TASK STATEMENT: Return each line below exactly as it reads, and omit any image in it.

───

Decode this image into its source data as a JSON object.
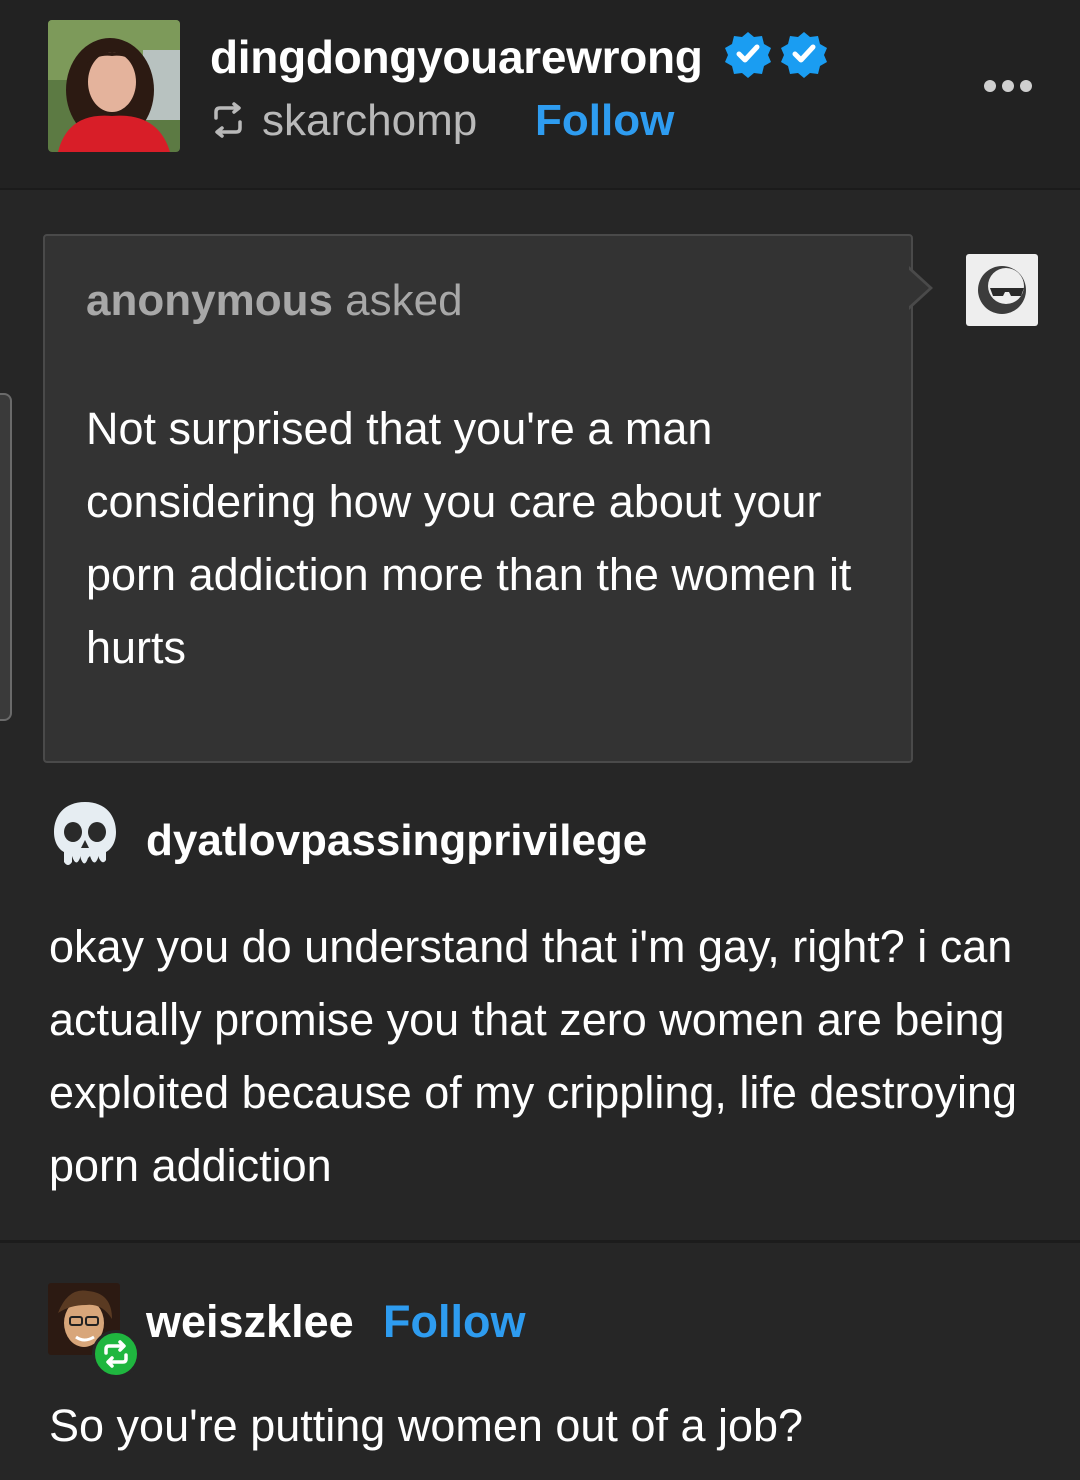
{
  "post": {
    "author": "dingdongyouarewrong",
    "reblogged_from": "skarchomp",
    "follow_label": "Follow",
    "verified_badges": 2
  },
  "ask": {
    "asker": "anonymous",
    "asked_word": "asked",
    "question": "Not surprised that you're a man considering how you care about your porn addiction more than the women it hurts"
  },
  "answer": {
    "author": "dyatlovpassingprivilege",
    "text": "okay you do understand that i'm gay, right? i can actually promise you that zero women are being exploited because of my crippling, life destroying porn addiction"
  },
  "reply": {
    "author": "weiszklee",
    "follow_label": "Follow",
    "text": "So you're putting women out of a job?"
  },
  "colors": {
    "background": "#262626",
    "accent": "#2e9cf0",
    "reblog_badge": "#1fb63f"
  }
}
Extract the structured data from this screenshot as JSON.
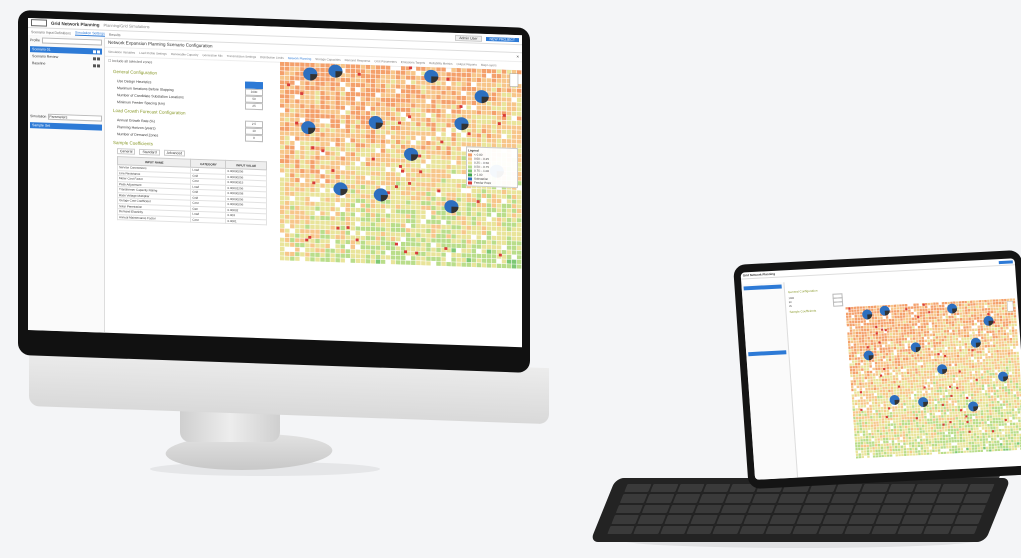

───

RESULT:
Decode this image into its source data as a JSON object.
{
  "post": {
    "author": "dingdongyouarewrong",
    "reblogged_from": "skarchomp",
    "follow_label": "Follow",
    "verified_badges": 2
  },
  "ask": {
    "asker": "anonymous",
    "asked_word": "asked",
    "question": "Not surprised that you're a man considering how you care about your porn addiction more than the women it hurts"
  },
  "answer": {
    "author": "dyatlovpassingprivilege",
    "text": "okay you do understand that i'm gay, right? i can actually promise you that zero women are being exploited because of my crippling, life destroying porn addiction"
  },
  "reply": {
    "author": "weiszklee",
    "follow_label": "Follow",
    "text": "So you're putting women out of a job?"
  },
  "colors": {
    "background": "#262626",
    "accent": "#2e9cf0",
    "reblog_badge": "#1fb63f"
  }
}
Extract the structured data from this screenshot as JSON.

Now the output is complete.